Don’t get me wrong – if Sarah Michelle Gellar (I liked Buffy) or Claire Danes (I like Homeland) die, I will be taken aback. However, I am not going to be personally affected should Gellar die. And whilst it would be sad if Homeland got cancelled due to Danes’ untimely demise, this is not reason to grieve.

When people on social media express their sadness at a celebrity’s death, mostly this is in tribute to their body of work. However, there sometimes seem to be genuine expressions of grief as though they were a loved one.

In hospital, whilst most relatives are realistic, it is not uncommon to encounter impossible expectations of healthcare. Arguably the most challenging aspect of critical care medicine is making the decision about when to provide or more crucially when not to provide critical care.

Being on a Critical Care Unit/Intensive Care Unit (vs being on a standard ward) involves a host of unpleasant interventions. Whilst this is worthwhile if a patient has a reasonable chance of survival, in futile cases, this is tantamount to torture, a word I use when explaining ceilings of care.

I worry that both the unrealistic expectations and grieving for celebrities are symptoms of our general aversion to discussing death. How can one seriously grieve for somebody unknown to them?

In the original Get Carter (1971), Michael Caine’s character (the titular Jack Carter) has to attend his brother’s funeral. The body is kept in the family home. These days, bodies are kept in mortuaries and taken by funeral directors prior to burial or cremation. It would be unheard of to keep a body in the family home.

I am not trying to make you feel bad for your sadness at George Michael/Alan Rickman/Victoria Wood’s death. Still, posts can seem as grief-stricken as those from the genuinely bereaved.

Death is a fact and it is something we consider too little and discuss too infrequently. It leads to the situations where people with cancer are abandoned by their friends. I have had multiple conversations where bereaved friends have found others unable or unwilling to discuss the death of a loved one.

And because of this, it seems uncouth and unhealthy to act as though a celebrity death should be treated similarly to personal bereavement.

Talk about death; when your relatives became unwell, doctors are going to ask what you think they wanted. That is a much easier discussion if you have had the decency to talk about it. It is for them as much as you.

You and everybody you know and love is going to die: get comfortable with that. On that note, I am going to have a banana and go to bed.

 

“No Black No Dogs No Irish” and other thoughts on the EU

I am scared of leaving the European Union.
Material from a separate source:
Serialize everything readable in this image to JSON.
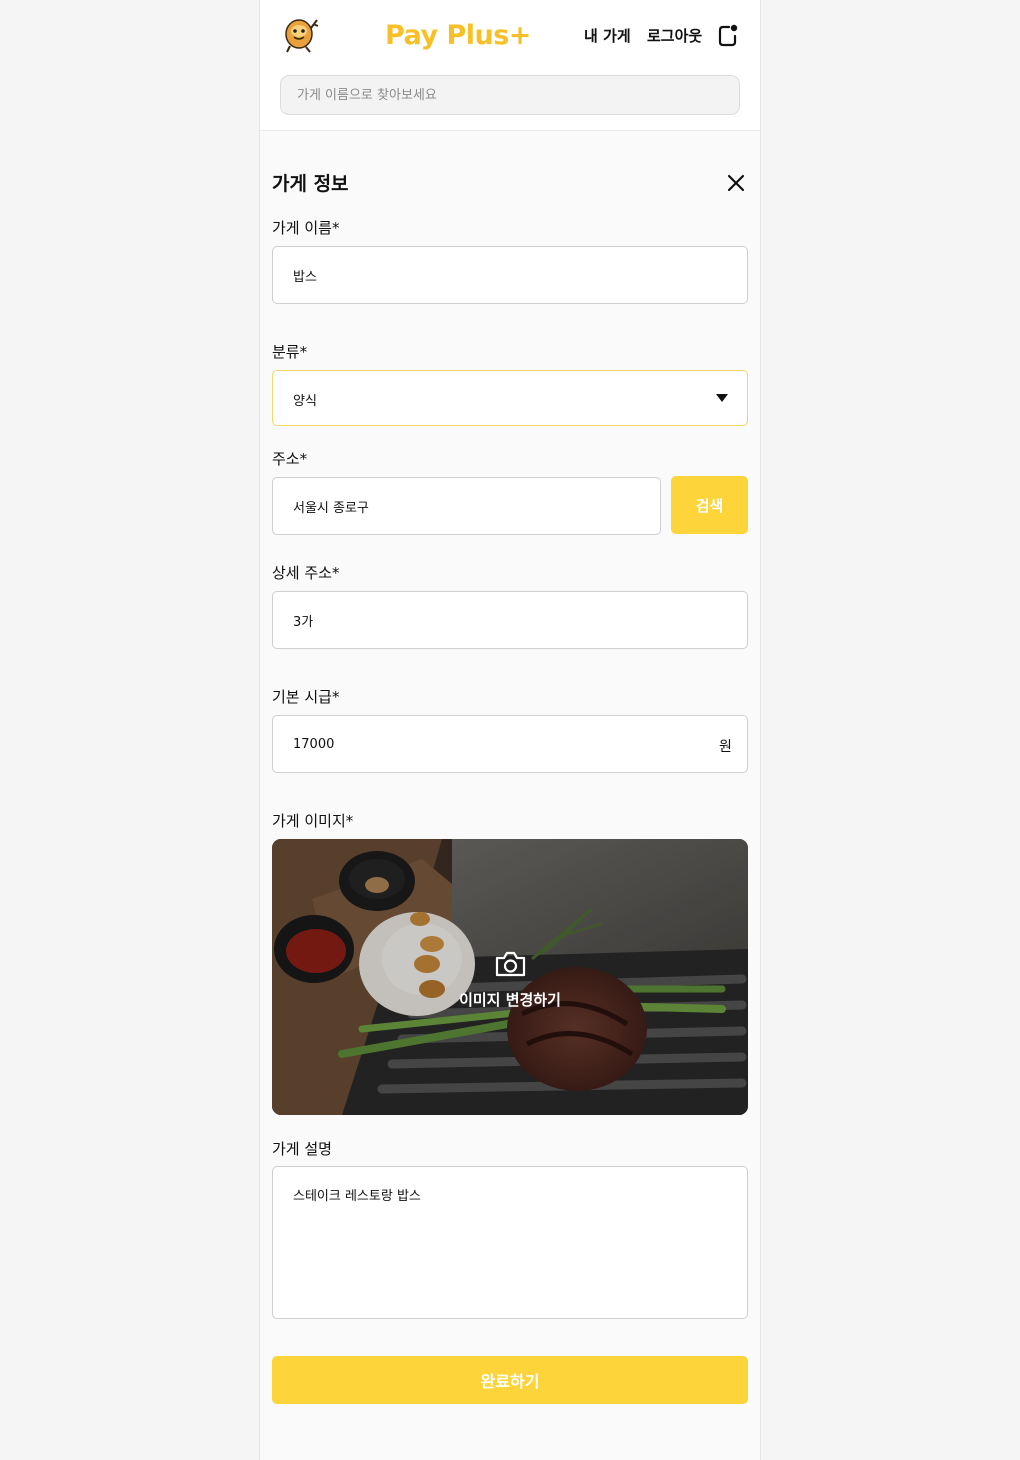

A not insignificant number of my friends are Leave supporters. I have little doubt they genuinely believe leaving the EU will be of benefit to them. Whether their arguments are about sovereignty or the economy, they’re intelligent people who are appalled they are on the same side as Nigel Farage and George Galloway.

However, there is an undercurrent of fear of the other percolating Leave. Regardless of Boris Johnson opining his love of immigration or indeed that an Australian-style points system would lead to more immigration, much of Leave’s support comes from those who are scared that foreign people make things worse.

To a certain extent, I’m not making a logical argument. It’s that if a politics of populist fear succeeds, it paves the way for more. Fear of the other is the cause of your problems. We need less ‘other people’ and more ‘your kind of people’.

That was, when my parents came to the UK and my brothers grew up, the norm. The National Front were popular in the 1970s. Rivers Of Blood and “if you want a nigger for a neighbour, vote Liberal or Labour” still echoed in the ears of immigrants. Even today, for 10 years David Cameron has espoused anti-immigration rhetoric that has now undermined anybody’s belief he supports any pan-European project.

I worry that that social progress will go backwards, even just a little bit. I don’t want to live in a country where that fear is stoked and where that is a legitimate way to win elections.

This referendum is for me whether Britain feels it wants me to be here. So I will campaign for Remain tomorrow. Largely, this will be genuine passion for the EU; partly though it will be out of fear.